Yahoo! Finance Bonds Center
The Yahoo! Finance Bonds Center lists the current U.S. Treasury bond rates on the main page along with a market summary and top news. Bond market news is provided by Briefing.com and includes news on the Fed and interest rates. Composite bond rates are given for municipal and corporate bonds across all credit ratings.
A bond screener allows you to select a type of bond to search for: Treasury, Treasury zero-coupon, corporate or municipal (by state). In addition, there are seven data points for narrowing down a search, where you select the minimum and maximum values.
The bond lookup tool allows you to search for a bond by its name. If you are unsure of the name, typing in the issuer will provide bonds that are issued by that particular entity. Data on the bond is provided by ValuBond and includes price, coupon rate, maturity date, yield-to-maturity, current yield, Fitch rating and callability.
Yahoo! Finance’s useful Education Center includes a section on bonds. Basic learning tools describe what bonds are, what you can expect from a change in interest rates and the risk versus reward aspects of investing in bonds. For more advanced bond education, articles on bond laddering and global bonds are also available.
Wall Street Journal Online
The Wall Street Journal Online’s bond section, found under Markets, is very robust. The main page lists the Treasury yields for each maturity length and provides recent price change. Current consumer money rates such as the prime rate, 30-year fixed mortgage rate, home-equity loan rate and 48-month new car loan rate are listed on the main page, along with their 52-week highs and lows. In addition, offerings of the major global government agencies are listed with their yields. Links to coupons and yields for guaranteed investment contracts, mortgage-backed securities, tax-exempt bonds, TIPS and Treasury STRIPS are all provided, as is a weekly snapshot of the key rates.

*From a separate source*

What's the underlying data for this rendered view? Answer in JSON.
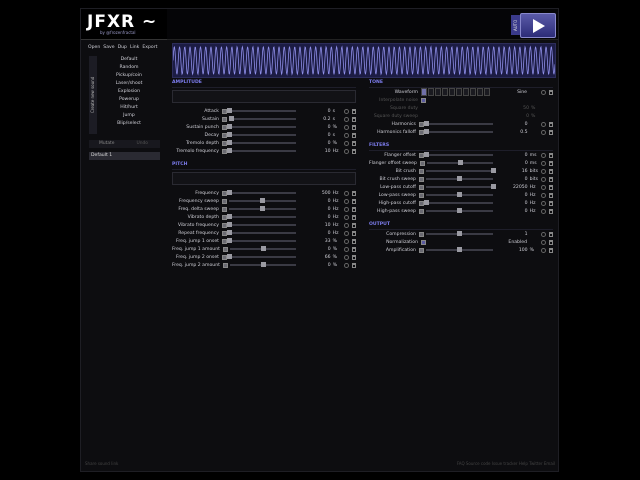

A bond calendar reports upcoming Treasury, municipal and corporate bond offerings. For municipal and corporate bonds, the website also provides the total offering amount, maturity and ratings from Moody’s and Standard & Poor’s (Fitch for municipal bonds).
Finally, WSJ Online offers a section on government data and the Federal Reserve. Links to Federal Reserve monetary data, Federal Reserve interest rates and a weekly snapshot of key interest rates are all available.

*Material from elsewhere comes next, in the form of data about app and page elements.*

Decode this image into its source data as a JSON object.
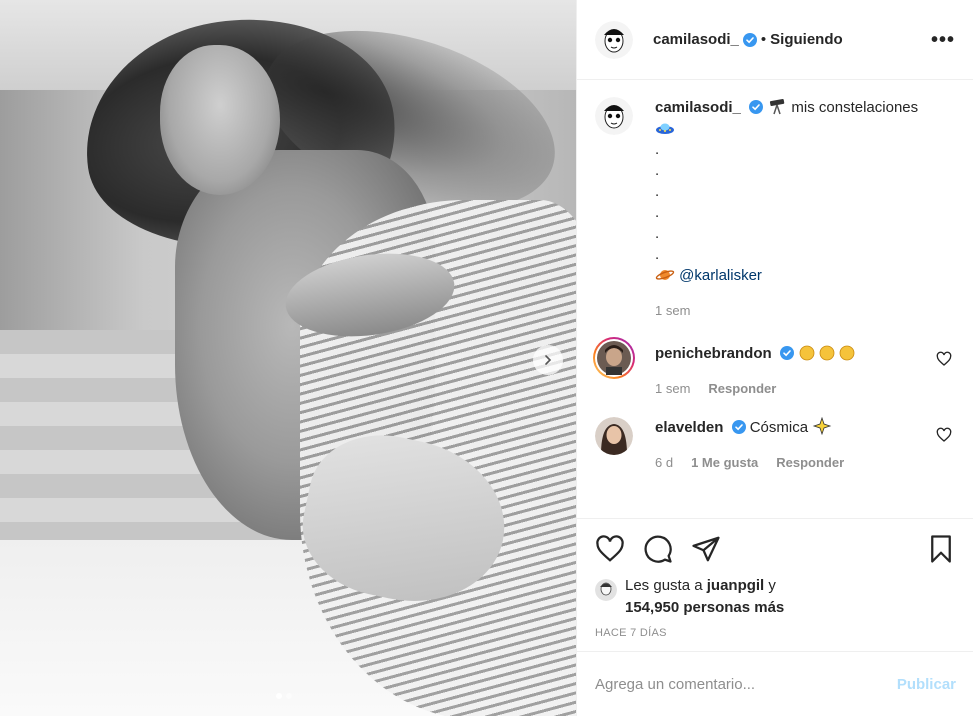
{
  "post_author": {
    "username": "camilasodi_",
    "separator": "•",
    "follow_status": "Siguiendo",
    "more_options": "•••"
  },
  "caption": {
    "username": "camilasodi_",
    "text": "mis constelaciones",
    "dots": [
      ".",
      ".",
      ".",
      ".",
      ".",
      "."
    ],
    "mention": "@karlalisker",
    "time": "1 sem"
  },
  "comments": [
    {
      "username": "penichebrandon",
      "text": "",
      "emoji": "clapping-hands x3",
      "time": "1 sem",
      "reply": "Responder"
    },
    {
      "username": "elavelden",
      "text": "Cósmica",
      "emoji": "sparkles",
      "time": "6 d",
      "likes": "1 Me gusta",
      "reply": "Responder"
    }
  ],
  "likes": {
    "prefix": "Les gusta a",
    "user": "juanpgil",
    "connector": "y",
    "others": "154,950 personas más"
  },
  "post_time": "HACE 7 DÍAS",
  "comment_box": {
    "placeholder": "Agrega un comentario...",
    "publish": "Publicar"
  },
  "carousel": {
    "count": 2,
    "active": 1
  },
  "colors": {
    "verified": "#3897f0",
    "link": "#00376b",
    "publish_disabled": "#b2dffc",
    "secondary_text": "#8e8e8e",
    "story_ring": "#d6249f"
  }
}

Morningstar.com’s Bond section has not been featured here before, but has improved over the recent years and is now worth mentioning. The best two features of the bond area are the bond strategies and insights and the ratings that Morningstar’s analysts provide.

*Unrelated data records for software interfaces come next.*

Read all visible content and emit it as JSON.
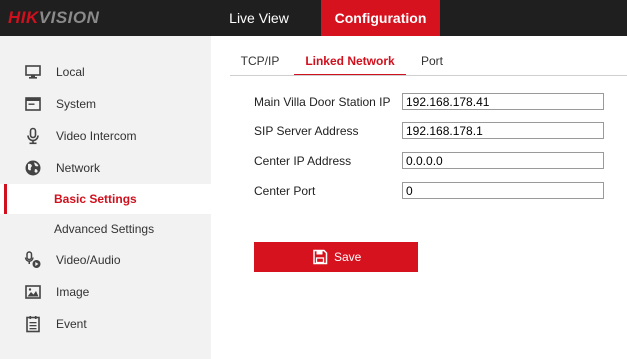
{
  "header": {
    "logo_hik": "HIK",
    "logo_vision": "VISION",
    "nav_live_view": "Live View",
    "nav_configuration": "Configuration"
  },
  "sidebar": {
    "items": [
      {
        "label": "Local",
        "icon": "monitor-icon"
      },
      {
        "label": "System",
        "icon": "system-window-icon"
      },
      {
        "label": "Video Intercom",
        "icon": "microphone-icon"
      },
      {
        "label": "Network",
        "icon": "globe-icon"
      },
      {
        "label": "Basic Settings",
        "active": true
      },
      {
        "label": "Advanced Settings"
      },
      {
        "label": "Video/Audio",
        "icon": "video-audio-icon"
      },
      {
        "label": "Image",
        "icon": "image-icon"
      },
      {
        "label": "Event",
        "icon": "event-list-icon"
      }
    ]
  },
  "tabs": {
    "tcpip": "TCP/IP",
    "linked_network": "Linked Network",
    "port": "Port",
    "active": "Linked Network"
  },
  "form": {
    "main_villa_door_station_ip": {
      "label": "Main Villa Door Station IP",
      "value": "192.168.178.41"
    },
    "sip_server_address": {
      "label": "SIP Server Address",
      "value": "192.168.178.1"
    },
    "center_ip_address": {
      "label": "Center IP Address",
      "value": "0.0.0.0"
    },
    "center_port": {
      "label": "Center Port",
      "value": "0"
    }
  },
  "actions": {
    "save_label": "Save",
    "save_icon": "floppy-disk-icon"
  },
  "colors": {
    "accent": "#d6121e",
    "topbar": "#1f1f1f",
    "sidebar": "#f2f2f2"
  }
}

The main Bond page includes the latest Bond Strategist column. There is a new article every week that gives a solid review of the bond markets. In addition, all bond articles are archived and a link to the archive is provided on the landing page.
Morningstar now provides its own credit ratings for individual companies, shown in the bonds tab of a company’s profile page.
The bonds tab of individual stocks shows the company’s current and historical capital structure. In addition, it lists the company’s current outstanding bonds along with maturity dates, amount, price, coupon rate and whether the bonds are optionable. Debt and coverage ratios are also provided at the bottom of the page.